Data section:
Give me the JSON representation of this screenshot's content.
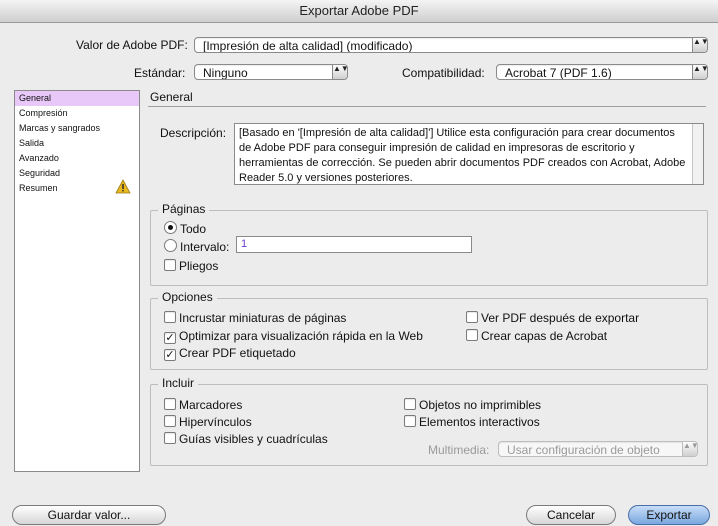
{
  "window": {
    "title": "Exportar Adobe PDF"
  },
  "preset": {
    "label": "Valor de Adobe PDF:",
    "value": "[Impresión de alta calidad] (modificado)"
  },
  "standard": {
    "label": "Estándar:",
    "value": "Ninguno"
  },
  "compatibility": {
    "label": "Compatibilidad:",
    "value": "Acrobat 7 (PDF 1.6)"
  },
  "sidebar": {
    "items": [
      {
        "label": "General",
        "active": true
      },
      {
        "label": "Compresión"
      },
      {
        "label": "Marcas y sangrados"
      },
      {
        "label": "Salida"
      },
      {
        "label": "Avanzado"
      },
      {
        "label": "Seguridad"
      },
      {
        "label": "Resumen",
        "warning": true
      }
    ]
  },
  "general": {
    "title": "General",
    "description_label": "Descripción:",
    "description": "[Basado en '[Impresión de alta calidad]'] Utilice esta configuración para crear documentos de Adobe PDF para conseguir impresión de calidad en impresoras de escritorio y herramientas de corrección. Se pueden abrir documentos PDF creados con Acrobat, Adobe Reader 5.0 y versiones posteriores."
  },
  "pages": {
    "title": "Páginas",
    "all_label": "Todo",
    "range_label": "Intervalo:",
    "range_value": "1",
    "spreads_label": "Pliegos"
  },
  "options": {
    "title": "Opciones",
    "embed_thumbnails": "Incrustar miniaturas de páginas",
    "optimize_web": "Optimizar para visualización rápida en la Web",
    "create_tagged": "Crear PDF etiquetado",
    "view_after": "Ver PDF después de exportar",
    "create_layers": "Crear capas de Acrobat",
    "check_mark": "✓"
  },
  "include": {
    "title": "Incluir",
    "bookmarks": "Marcadores",
    "hyperlinks": "Hipervínculos",
    "guides": "Guías visibles y cuadrículas",
    "nonprinting": "Objetos no imprimibles",
    "interactive": "Elementos interactivos",
    "multimedia_label": "Multimedia:",
    "multimedia_value": "Usar configuración de objeto"
  },
  "buttons": {
    "save_preset": "Guardar valor...",
    "cancel": "Cancelar",
    "export": "Exportar"
  },
  "stepper_glyph": "▲▼",
  "colors": {
    "sidebar_active": "#e8c8f8",
    "default_button": "#7aa7e0",
    "warning": "#e8b820"
  }
}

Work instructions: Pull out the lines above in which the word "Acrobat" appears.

Worked solution:
    "value": "Acrobat 7 (PDF 1.6)"
    "description": "[Basado en '[Impresión de alta calidad]'] Utilice esta configuración para crear documentos de Adobe PDF para conseguir impresión de calidad en impresoras de escritorio y herramientas de corrección. Se pueden abrir documentos PDF creados con Acrobat, Adobe Reader 5.0 y versiones posteriores."
    "create_layers": "Crear capas de Acrobat",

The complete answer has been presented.